Work to complete ▸ Reproduce the entries that follow exactly, dropping each image.

=== Supplied data ===

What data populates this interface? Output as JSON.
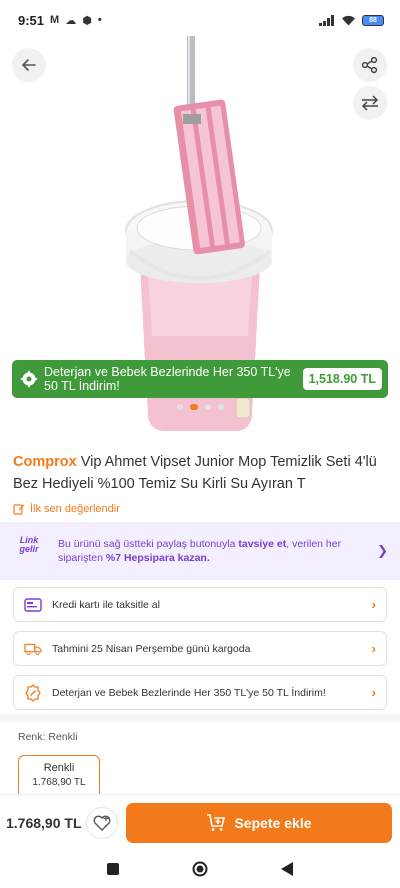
{
  "status": {
    "time": "9:51",
    "left_icons": [
      "M",
      "cloud",
      "box",
      "dot"
    ],
    "battery": "88"
  },
  "hero": {
    "back_icon": "arrow-left-icon",
    "share_icon": "share-icon",
    "compare_icon": "compare-arrows-icon",
    "promo": {
      "text": "Deterjan ve Bebek Bezlerinde Her 350 TL'ye 50 TL İndirim!",
      "price": "1,518.90 TL"
    },
    "dots_count": 5,
    "active_dot": 1
  },
  "product": {
    "brand": "Comprox",
    "title": "Vip Ahmet Vipset Junior Mop Temizlik Seti 4'lü Bez Hediyeli %100 Temiz Su Kirli Su Ayıran T",
    "review_cta": "İlk sen değerlendir"
  },
  "referral": {
    "logo_line1": "Link",
    "logo_line2": "gelir",
    "text_prefix": "Bu ürünü sağ üstteki paylaş butonuyla",
    "text_bold1": "tavsiye et",
    "text_middle": ", verilen her siparişten",
    "text_bold2": "%7 Hepsipara kazan."
  },
  "info_cards": [
    {
      "label": "Kredi kartı ile taksitle al",
      "icon": "credit-card-icon"
    },
    {
      "label": "Tahmini 25 Nisan Perşembe günü kargoda",
      "icon": "delivery-truck-icon"
    },
    {
      "label": "Deterjan ve Bebek Bezlerinde Her 350 TL'ye 50 TL İndirim!",
      "icon": "discount-icon"
    }
  ],
  "variant": {
    "label": "Renk: Renkli",
    "name": "Renkli",
    "price": "1.768,90 TL"
  },
  "bottom": {
    "price": "1.768,90 TL",
    "cart_label": "Sepete ekle"
  },
  "colors": {
    "accent": "#f27a1a",
    "promo_green": "#3f9b3a",
    "referral_purple": "#7b3fd0"
  }
}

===

Your response ▸
What data populates this interface? Output as JSON.
{
  "status": {
    "time": "9:51",
    "left_icons": [
      "M",
      "cloud",
      "box",
      "dot"
    ],
    "battery": "88"
  },
  "hero": {
    "back_icon": "arrow-left-icon",
    "share_icon": "share-icon",
    "compare_icon": "compare-arrows-icon",
    "promo": {
      "text": "Deterjan ve Bebek Bezlerinde Her 350 TL'ye 50 TL İndirim!",
      "price": "1,518.90 TL"
    },
    "dots_count": 5,
    "active_dot": 1
  },
  "product": {
    "brand": "Comprox",
    "title": "Vip Ahmet Vipset Junior Mop Temizlik Seti 4'lü Bez Hediyeli %100 Temiz Su Kirli Su Ayıran T",
    "review_cta": "İlk sen değerlendir"
  },
  "referral": {
    "logo_line1": "Link",
    "logo_line2": "gelir",
    "text_prefix": "Bu ürünü sağ üstteki paylaş butonuyla",
    "text_bold1": "tavsiye et",
    "text_middle": ", verilen her siparişten",
    "text_bold2": "%7 Hepsipara kazan."
  },
  "info_cards": [
    {
      "label": "Kredi kartı ile taksitle al",
      "icon": "credit-card-icon"
    },
    {
      "label": "Tahmini 25 Nisan Perşembe günü kargoda",
      "icon": "delivery-truck-icon"
    },
    {
      "label": "Deterjan ve Bebek Bezlerinde Her 350 TL'ye 50 TL İndirim!",
      "icon": "discount-icon"
    }
  ],
  "variant": {
    "label": "Renk: Renkli",
    "name": "Renkli",
    "price": "1.768,90 TL"
  },
  "bottom": {
    "price": "1.768,90 TL",
    "cart_label": "Sepete ekle"
  },
  "colors": {
    "accent": "#f27a1a",
    "promo_green": "#3f9b3a",
    "referral_purple": "#7b3fd0"
  }
}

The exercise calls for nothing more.